People pay attention when they recognise a need.

A few weeks ago one of our Robina parishioners courageously shared their story of feeling completely lost. Seeing the electronic sign at the crossing outside Robina Town Centre, they responded to its invitation, which was pivotal in their moving from doubt about whether life was worth living to finding meaningful connection and self-worth in Christ. The person wrote:

One day as I was waiting to cross the road. I noticed a sign advertising the Robina Anglican Church services on a Sunday. I don’t know why but the following Sunday I attended the 9.30 service. From the moment I walked in I felt accepted, everyone was friendly and made me feel special and liked… I no longer live in darkness and despair … My journey into the light is continuing …

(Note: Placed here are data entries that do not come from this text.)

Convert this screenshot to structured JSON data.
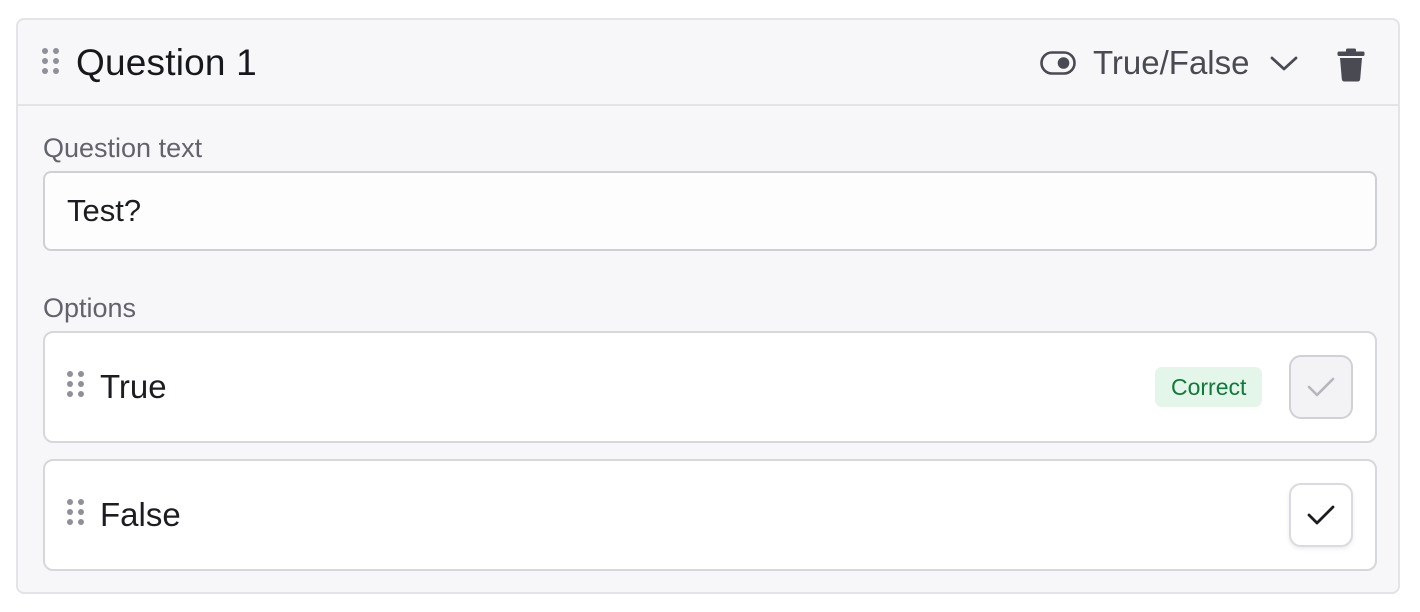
{
  "question": {
    "title": "Question 1",
    "type_label": "True/False",
    "icons": {
      "drag": "drag-handle-icon",
      "type": "toggle-icon",
      "dropdown": "chevron-down-icon",
      "delete": "trash-icon"
    }
  },
  "question_text": {
    "label": "Question text",
    "value": "Test?"
  },
  "options": {
    "label": "Options",
    "items": [
      {
        "label": "True",
        "badge": "Correct",
        "is_correct": true
      },
      {
        "label": "False",
        "is_correct": false
      }
    ]
  },
  "colors": {
    "card_background": "#f7f7f9",
    "border": "#e4e4e8",
    "badge_background": "#e4f5ea",
    "badge_text": "#0f7a3b",
    "muted_icon": "#8f9098"
  }
}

One of the realities of the Christian life is that none of us have the full picture. None of us have fully ‘arrived’. Our life in Christ is always characterised by mystery as much as it is shaped by the assurance of God’s love for us. We are always ‘on the way’ with Jesus, and as we go, our lives are transformed into the likeness of Christ, little by little, challenge by challenge, question by question, inner prompting by inner prompting, day by day. The Jesus who walks with us is the same Jesus who, out of his own fears, made some pretty tough requests to God. In all four gospels, we hear Jesus’ anguish as he asks God the Father to remove the cup of suffering from him; yet in humility and love, Jesus enters into suffering, trusting in God’s provision, for the sake of the world he loved.

In his teaching and healing ministry, Jesus posed questions to those who sought him out; to those, who having recognised some need in themselves, (whether disciples, people from the towns and villages where he ministered, or leaders in religious or civil life) felt drawn to Jesus as someone who could offer healing and wholeness. Jesus asked questions like, “Who do you say I am?” and “What would you have me do?”

Jesus asked questions because he was a great listener. And because he was skilled at drawing people in to discovering for themselves the truth that lay deep within them.

He asked questions because he was a great teacher. Questions like ‘With what can we compare the kingdom of God, or what parable will we use for it?’. (We’ll hear this question in our gospel reading on Sunday.)

And as much as he loved asking questions, Jesus loved telling stories, especially the allegorical stories we call parables, to respond to these questions. Very little was cut and dried and precise with Jesus. Interpretation of his stories was left for the community to explore together, and figure out their response.

And so, in seeking to offer a different way of experiencing church for those who have become disconnected or disenfranchised from church (more and more Australians with every census!), church for doubters and the pissed off has begun at Palm Beach. 11.30am every Sunday.

The gathering is invitational, shaped around words and actions that offer space for reflection, invite questions, welcome conversation, facilitate meaning-making and foster a sense of community. A place where doubts are honoured, mystery is acknowledged and life lived with joy and meaning and love as an experience of God’s presence becomes a possibility once again.

If you know someone who might like to dip their toes in and come along, please pass on the flyer in this newsletter.

And for those of us who are in church week by week or simply now and then, how important is the opportunity we have to make every single person we encounter to feel welcome! If there is one doubt that Jesus wants us to let go it’s this: Am I worthy of God’s love?

Jesus is clear on this one. Yes, you are!

When we live in the assurance that we really are known and loved by God, we are free to welcome and love others, whoever they may be. We are also freed to let go of our grip on the way we prefer to do church so that there is space for others to feel more at home as we worship and share life in community.

In a world where people are anxious and angry and disillusioned, Jesus invites us to courageously make room for those who doubt, not only in our church, but also in our hearts. And to know that if we have doubts, that’s ok too. In Jesus’ world, all doubters are welcome!

Hopefully one or two doubters will notice our sign and feel drawn to come along.

Grace and peace,